“Healthy, plant-based dietary pattern rich in vegetables and fruits, whole grain foods and lower in red meat and processed meat may attenuate the risk,” Qi said in an interview.
Qi added that these findings may help cardiologists identify patients who are at high risk for CHD.
“Measuring longitudinal changes in TMAO may help identify high-risk populations of heart diseases. In addition, clinicians may recommend healthy plant-based diets to their patients,” he said.
Responses to dietary interventions

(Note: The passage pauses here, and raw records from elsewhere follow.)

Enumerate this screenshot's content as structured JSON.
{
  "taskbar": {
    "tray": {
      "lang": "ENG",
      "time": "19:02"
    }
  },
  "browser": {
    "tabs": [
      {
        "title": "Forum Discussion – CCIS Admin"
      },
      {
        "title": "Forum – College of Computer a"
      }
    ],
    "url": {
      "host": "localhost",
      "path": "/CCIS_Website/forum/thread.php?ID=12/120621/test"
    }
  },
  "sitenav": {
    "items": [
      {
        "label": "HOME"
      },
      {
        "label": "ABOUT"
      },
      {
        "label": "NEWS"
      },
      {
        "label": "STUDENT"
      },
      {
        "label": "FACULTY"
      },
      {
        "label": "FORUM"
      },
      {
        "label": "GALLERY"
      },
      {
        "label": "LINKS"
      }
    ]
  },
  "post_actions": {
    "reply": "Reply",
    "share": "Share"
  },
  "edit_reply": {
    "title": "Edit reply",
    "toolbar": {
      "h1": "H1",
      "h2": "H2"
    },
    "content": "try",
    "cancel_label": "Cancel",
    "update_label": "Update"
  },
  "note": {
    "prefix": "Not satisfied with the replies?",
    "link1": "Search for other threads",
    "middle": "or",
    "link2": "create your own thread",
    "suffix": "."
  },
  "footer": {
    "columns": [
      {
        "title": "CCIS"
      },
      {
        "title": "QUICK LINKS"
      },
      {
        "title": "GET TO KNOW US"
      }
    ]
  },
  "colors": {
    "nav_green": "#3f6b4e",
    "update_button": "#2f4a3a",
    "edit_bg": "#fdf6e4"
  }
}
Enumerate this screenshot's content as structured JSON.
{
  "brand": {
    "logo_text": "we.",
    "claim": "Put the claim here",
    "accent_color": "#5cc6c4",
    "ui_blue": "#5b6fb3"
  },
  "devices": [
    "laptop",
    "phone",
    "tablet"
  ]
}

In a related editorial, Paul A. Heidenreich, MD, MS, professor of medicine (cardiovascular) at Stanford University School of Medicine, and Petra Mamic, MD, cardiovascular medicine fellow at Stanford University, wrote: “Dietary patterns with CV benefits, such as the aforementioned Mediterranean diet, Dietary Approaches to Stop Hypertension diet and other similar largely plant-based diets, are known to induce shifts in the gut microbiome. These alterations are believed to mediate at least some of the beneficial cardiometabolic effects of these diets. However, on the individual level, gut microbiota changes and downstream physiological responses to dietary interventions are highly variable, which may be explained by the gut microbiota diversity” – by Darlene Dobkowski
For more information:
Lu Qi, MD, PhD, FAHA, can be reached at email@example.com.
Disclosures: The authors of the study and editorial report no relevant financial disclosures.